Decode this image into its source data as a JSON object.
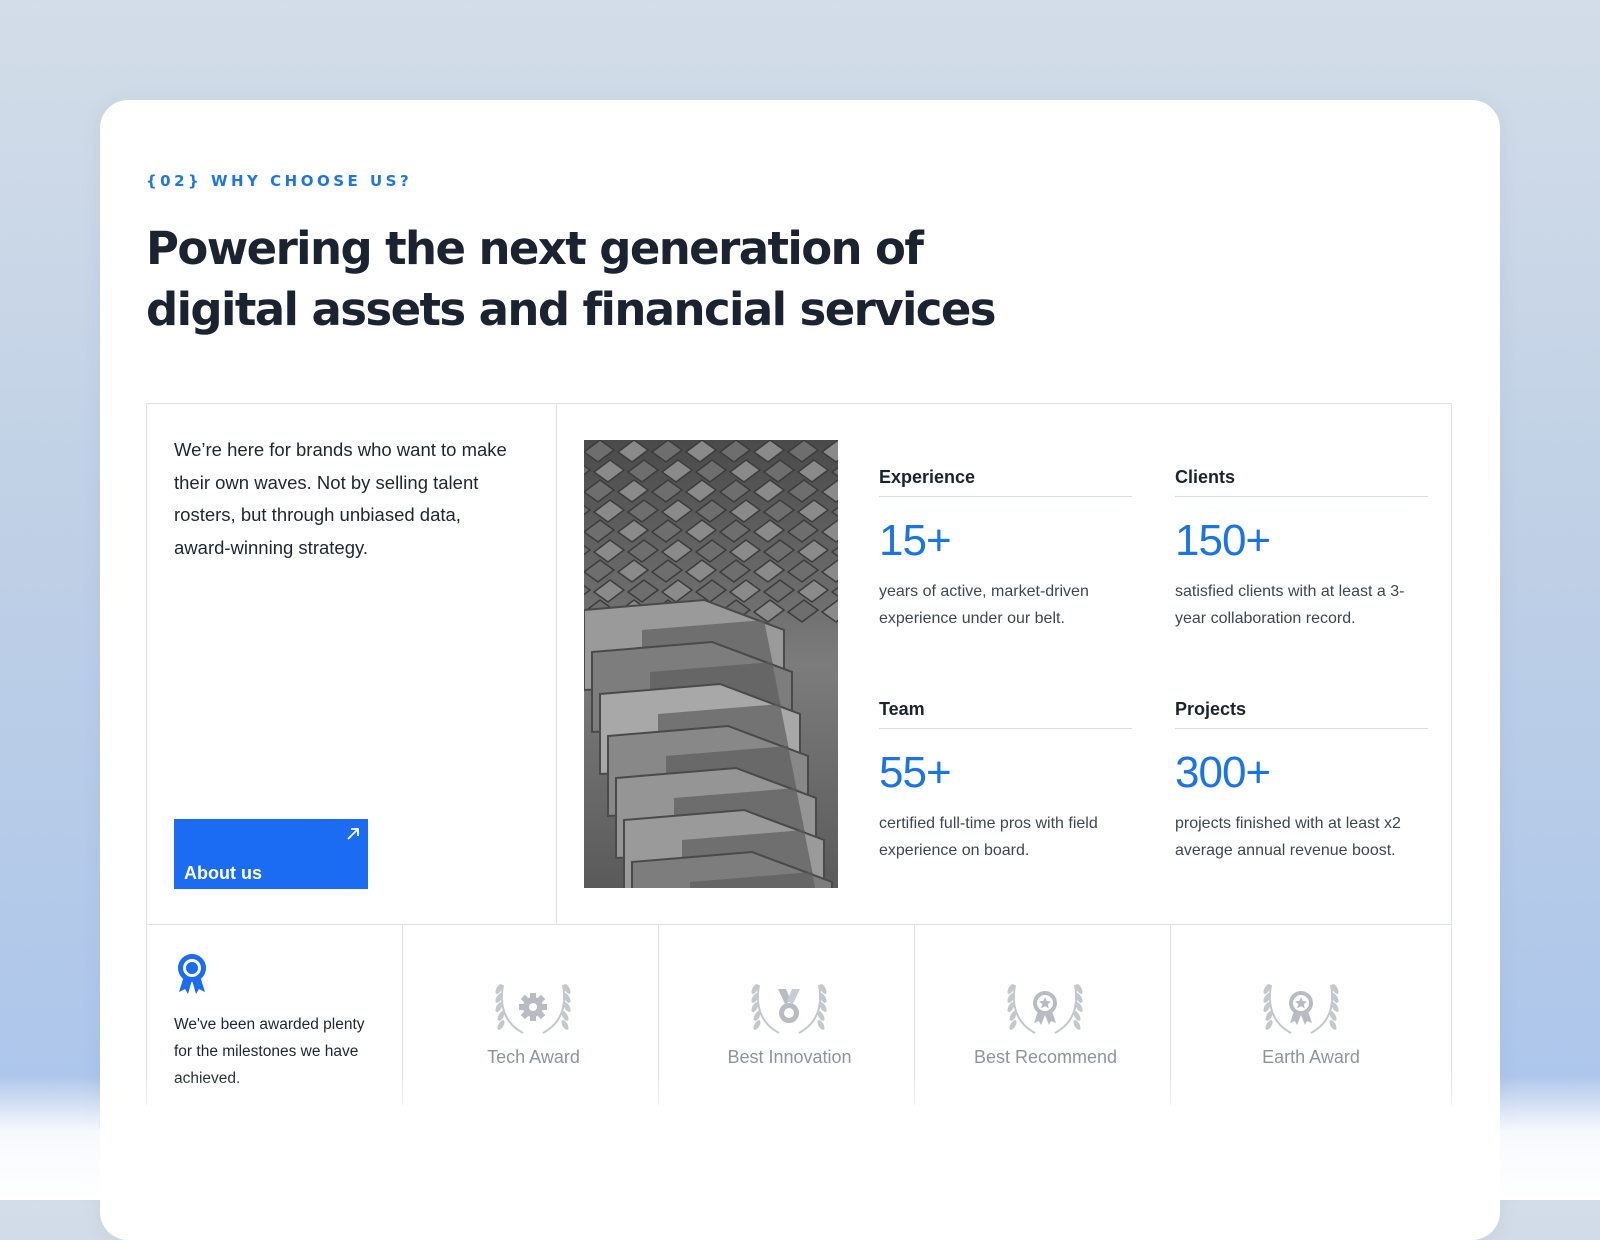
{
  "section": {
    "eyebrow": "{02} WHY CHOOSE US?",
    "headline_line1": "Powering the next generation of",
    "headline_line2": "digital assets and financial services"
  },
  "intro": {
    "text": "We’re here for brands who want to make their own waves. Not by selling talent rosters, but through unbiased data, award-winning strategy.",
    "button_label": "About us",
    "button_icon": "arrow-up-right-icon"
  },
  "photo": {
    "icon": "concrete-architecture-photo"
  },
  "stats": [
    {
      "label": "Experience",
      "value": "15+",
      "description": "years of active, market-driven experience under our belt."
    },
    {
      "label": "Clients",
      "value": "150+",
      "description": "satisfied clients with at least a 3-year collaboration record."
    },
    {
      "label": "Team",
      "value": "55+",
      "description": "certified full-time pros with field experience on board."
    },
    {
      "label": "Projects",
      "value": "300+",
      "description": "projects finished with at least x2 average annual revenue boost."
    }
  ],
  "awards": {
    "intro_icon": "award-ribbon-icon",
    "intro_text": "We've been awarded plenty for the milestones we have achieved.",
    "items": [
      {
        "name": "Tech Award",
        "icon": "gear-laurel-icon"
      },
      {
        "name": "Best Innovation",
        "icon": "medal-laurel-icon"
      },
      {
        "name": "Best Recommend",
        "icon": "star-badge-laurel-icon"
      },
      {
        "name": "Earth Award",
        "icon": "star-badge-laurel-icon"
      }
    ]
  },
  "colors": {
    "accent": "#1b6cf2",
    "stat_value": "#1b74e6",
    "heading": "#1b2330",
    "award_gray": "#8e949d"
  }
}
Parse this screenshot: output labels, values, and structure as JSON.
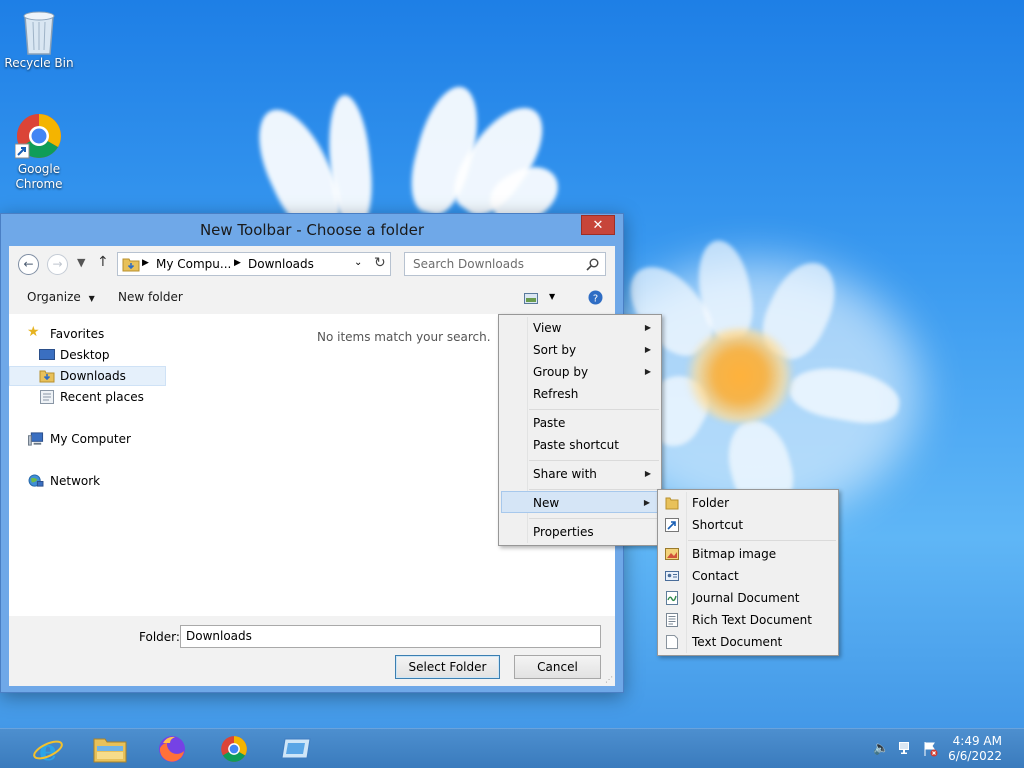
{
  "desktop": {
    "icons": [
      {
        "label": "Recycle Bin"
      },
      {
        "label_line1": "Google",
        "label_line2": "Chrome"
      }
    ]
  },
  "dialog": {
    "title": "New Toolbar - Choose a folder",
    "close_symbol": "✕",
    "breadcrumb": [
      "My Compu...",
      "Downloads"
    ],
    "search_placeholder": "Search Downloads",
    "toolbar": {
      "organize": "Organize",
      "new_folder": "New folder"
    },
    "nav": {
      "favorites": "Favorites",
      "desktop": "Desktop",
      "downloads": "Downloads",
      "recent": "Recent places",
      "computer": "My Computer",
      "network": "Network"
    },
    "empty_message": "No items match your search.",
    "folder_label": "Folder:",
    "folder_value": "Downloads",
    "select_button": "Select Folder",
    "cancel_button": "Cancel"
  },
  "context_menu": {
    "items": [
      "View",
      "Sort by",
      "Group by",
      "Refresh",
      "Paste",
      "Paste shortcut",
      "Share with",
      "New",
      "Properties"
    ]
  },
  "new_submenu": {
    "items": [
      "Folder",
      "Shortcut",
      "Bitmap image",
      "Contact",
      "Journal Document",
      "Rich Text Document",
      "Text Document"
    ]
  },
  "taskbar": {
    "time": "4:49 AM",
    "date": "6/6/2022"
  },
  "colors": {
    "accent": "#3a7bbd",
    "close": "#c7453a",
    "highlight": "#d5e5f6"
  }
}
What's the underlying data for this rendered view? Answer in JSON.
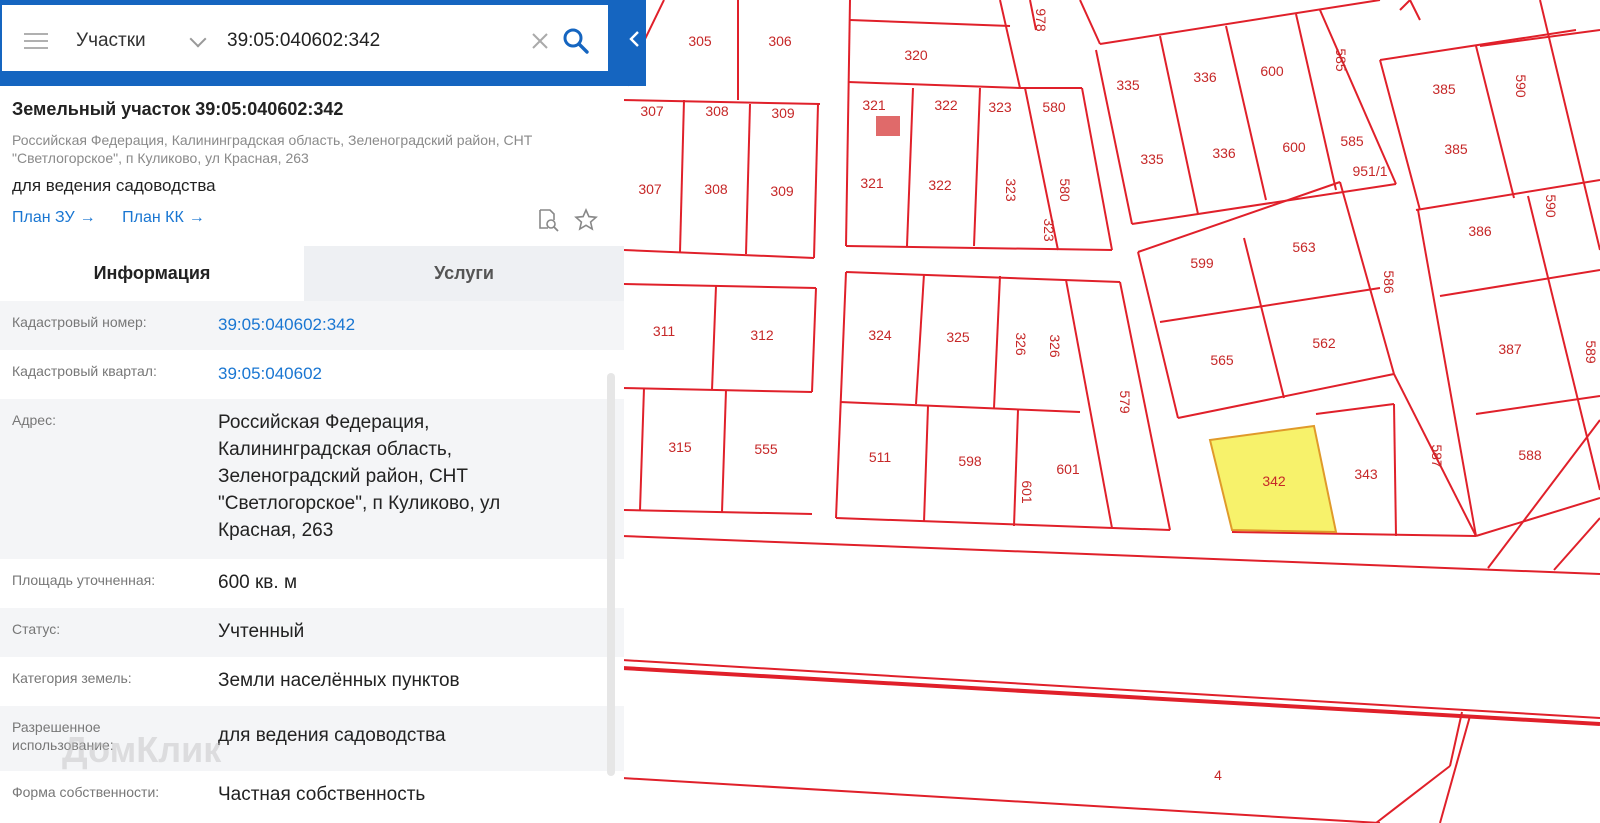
{
  "search": {
    "layer": "Участки",
    "query": "39:05:040602:342"
  },
  "parcel": {
    "title": "Земельный участок 39:05:040602:342",
    "address_short": "Российская Федерация, Калининградская область, Зеленоградский район, СНТ \"Светлогорское\", п Куликово, ул Красная, 263",
    "purpose": "для ведения садоводства",
    "link_zu": "План ЗУ",
    "link_kk": "План КК",
    "arrow": "→"
  },
  "tabs": {
    "info": "Информация",
    "services": "Услуги"
  },
  "rows": [
    {
      "label": "Кадастровый номер:",
      "value": "39:05:040602:342"
    },
    {
      "label": "Кадастровый квартал:",
      "value": "39:05:040602"
    },
    {
      "label": "Адрес:",
      "value": "Российская Федерация, Калининградская область, Зеленоградский район, СНТ \"Светлогорское\", п Куликово, ул Красная, 263"
    },
    {
      "label": "Площадь уточненная:",
      "value": "600 кв. м"
    },
    {
      "label": "Статус:",
      "value": "Учтенный"
    },
    {
      "label": "Категория земель:",
      "value": "Земли населённых пунктов"
    },
    {
      "label": "Разрешенное использование:",
      "value": "для ведения садоводства"
    },
    {
      "label": "Форма собственности:",
      "value": "Частная собственность"
    }
  ],
  "watermark": "ДомКлик",
  "icons": {
    "menu": "menu-icon",
    "dropdown": "chevron-down-icon",
    "clear": "close-icon",
    "search": "search-icon",
    "collapse": "chevron-left-icon",
    "document": "document-search-icon",
    "favorite": "star-icon"
  },
  "colors": {
    "header_blue": "#1565c0",
    "link_blue": "#1976d2",
    "parcel_line": "#e0202a",
    "selected_fill": "#f7f26b",
    "label_red": "#c62828"
  },
  "map": {
    "parcel_numbers": [
      "305",
      "306",
      "320",
      "978",
      "335",
      "336",
      "600",
      "585",
      "385",
      "590",
      "307",
      "308",
      "309",
      "321",
      "322",
      "323",
      "580",
      "335",
      "336",
      "600",
      "585",
      "385",
      "951/1",
      "307",
      "308",
      "309",
      "321",
      "322",
      "323",
      "580",
      "386",
      "590",
      "323",
      "599",
      "563",
      "586",
      "311",
      "312",
      "324",
      "325",
      "326",
      "326",
      "565",
      "562",
      "387",
      "589",
      "579",
      "315",
      "555",
      "511",
      "598",
      "601",
      "601",
      "342",
      "343",
      "587",
      "588",
      "4"
    ],
    "selected_parcel": "342"
  }
}
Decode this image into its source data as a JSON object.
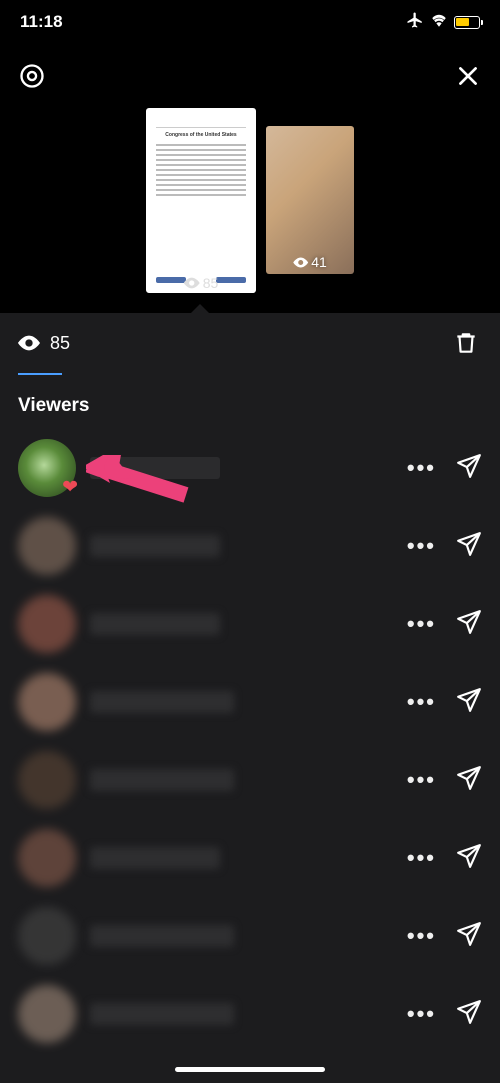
{
  "status": {
    "time": "11:18"
  },
  "stories": {
    "thumb1_count": "85",
    "thumb2_count": "41"
  },
  "panel": {
    "view_count": "85",
    "section_title": "Viewers"
  }
}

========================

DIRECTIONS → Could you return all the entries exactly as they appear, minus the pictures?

ANSWER BOX →
Decode this image into its source data as a JSON object.
{
  "section": {
    "eyebrow": "{02} WHY CHOOSE US?",
    "headline_line1": "Powering the next generation of",
    "headline_line2": "digital assets and financial services"
  },
  "intro": {
    "text": "We’re here for brands who want to make their own waves. Not by selling talent rosters, but through unbiased data, award-winning strategy.",
    "button_label": "About us",
    "button_icon": "arrow-up-right-icon"
  },
  "photo": {
    "icon": "concrete-architecture-photo"
  },
  "stats": [
    {
      "label": "Experience",
      "value": "15+",
      "description": "years of active, market-driven experience under our belt."
    },
    {
      "label": "Clients",
      "value": "150+",
      "description": "satisfied clients with at least a 3-year collaboration record."
    },
    {
      "label": "Team",
      "value": "55+",
      "description": "certified full-time pros with field experience on board."
    },
    {
      "label": "Projects",
      "value": "300+",
      "description": "projects finished with at least x2 average annual revenue boost."
    }
  ],
  "awards": {
    "intro_icon": "award-ribbon-icon",
    "intro_text": "We've been awarded plenty for the milestones we have achieved.",
    "items": [
      {
        "name": "Tech Award",
        "icon": "gear-laurel-icon"
      },
      {
        "name": "Best Innovation",
        "icon": "medal-laurel-icon"
      },
      {
        "name": "Best Recommend",
        "icon": "star-badge-laurel-icon"
      },
      {
        "name": "Earth Award",
        "icon": "star-badge-laurel-icon"
      }
    ]
  },
  "colors": {
    "accent": "#1b6cf2",
    "stat_value": "#1b74e6",
    "heading": "#1b2330",
    "award_gray": "#8e949d"
  }
}
Parse this screenshot: output labels, values, and structure as JSON.
{
  "desktop": {
    "icons": [
      {
        "label": "Recycle Bin"
      },
      {
        "label_line1": "Google",
        "label_line2": "Chrome"
      }
    ]
  },
  "dialog": {
    "title": "New Toolbar - Choose a folder",
    "close_symbol": "✕",
    "breadcrumb": [
      "My Compu...",
      "Downloads"
    ],
    "search_placeholder": "Search Downloads",
    "toolbar": {
      "organize": "Organize",
      "new_folder": "New folder"
    },
    "nav": {
      "favorites": "Favorites",
      "desktop": "Desktop",
      "downloads": "Downloads",
      "recent": "Recent places",
      "computer": "My Computer",
      "network": "Network"
    },
    "empty_message": "No items match your search.",
    "folder_label": "Folder:",
    "folder_value": "Downloads",
    "select_button": "Select Folder",
    "cancel_button": "Cancel"
  },
  "context_menu": {
    "items": [
      "View",
      "Sort by",
      "Group by",
      "Refresh",
      "Paste",
      "Paste shortcut",
      "Share with",
      "New",
      "Properties"
    ]
  },
  "new_submenu": {
    "items": [
      "Folder",
      "Shortcut",
      "Bitmap image",
      "Contact",
      "Journal Document",
      "Rich Text Document",
      "Text Document"
    ]
  },
  "taskbar": {
    "time": "4:49 AM",
    "date": "6/6/2022"
  },
  "colors": {
    "accent": "#3a7bbd",
    "close": "#c7453a",
    "highlight": "#d5e5f6"
  }
}
What's the underlying data for this rendered view? Answer in JSON.
{
  "search": {
    "layer": "Участки",
    "query": "39:05:040602:342"
  },
  "parcel": {
    "title": "Земельный участок 39:05:040602:342",
    "address_short": "Российская Федерация, Калининградская область, Зеленоградский район, СНТ \"Светлогорское\", п Куликово, ул Красная, 263",
    "purpose": "для ведения садоводства",
    "link_zu": "План ЗУ",
    "link_kk": "План КК",
    "arrow": "→"
  },
  "tabs": {
    "info": "Информация",
    "services": "Услуги"
  },
  "rows": [
    {
      "label": "Кадастровый номер:",
      "value": "39:05:040602:342"
    },
    {
      "label": "Кадастровый квартал:",
      "value": "39:05:040602"
    },
    {
      "label": "Адрес:",
      "value": "Российская Федерация, Калининградская область, Зеленоградский район, СНТ \"Светлогорское\", п Куликово, ул Красная, 263"
    },
    {
      "label": "Площадь уточненная:",
      "value": "600 кв. м"
    },
    {
      "label": "Статус:",
      "value": "Учтенный"
    },
    {
      "label": "Категория земель:",
      "value": "Земли населённых пунктов"
    },
    {
      "label": "Разрешенное использование:",
      "value": "для ведения садоводства"
    },
    {
      "label": "Форма собственности:",
      "value": "Частная собственность"
    }
  ],
  "watermark": "ДомКлик",
  "icons": {
    "menu": "menu-icon",
    "dropdown": "chevron-down-icon",
    "clear": "close-icon",
    "search": "search-icon",
    "collapse": "chevron-left-icon",
    "document": "document-search-icon",
    "favorite": "star-icon"
  },
  "colors": {
    "header_blue": "#1565c0",
    "link_blue": "#1976d2",
    "parcel_line": "#e0202a",
    "selected_fill": "#f7f26b",
    "label_red": "#c62828"
  },
  "map": {
    "parcel_numbers": [
      "305",
      "306",
      "320",
      "978",
      "335",
      "336",
      "600",
      "585",
      "385",
      "590",
      "307",
      "308",
      "309",
      "321",
      "322",
      "323",
      "580",
      "335",
      "336",
      "600",
      "585",
      "385",
      "951/1",
      "307",
      "308",
      "309",
      "321",
      "322",
      "323",
      "580",
      "386",
      "590",
      "323",
      "599",
      "563",
      "586",
      "311",
      "312",
      "324",
      "325",
      "326",
      "326",
      "565",
      "562",
      "387",
      "589",
      "579",
      "315",
      "555",
      "511",
      "598",
      "601",
      "601",
      "342",
      "343",
      "587",
      "588",
      "4"
    ],
    "selected_parcel": "342"
  }
}
Decode this image into its source data as a JSON object.
{
  "status": {
    "time": "11:18"
  },
  "stories": {
    "thumb1_count": "85",
    "thumb2_count": "41"
  },
  "panel": {
    "view_count": "85",
    "section_title": "Viewers"
  }
}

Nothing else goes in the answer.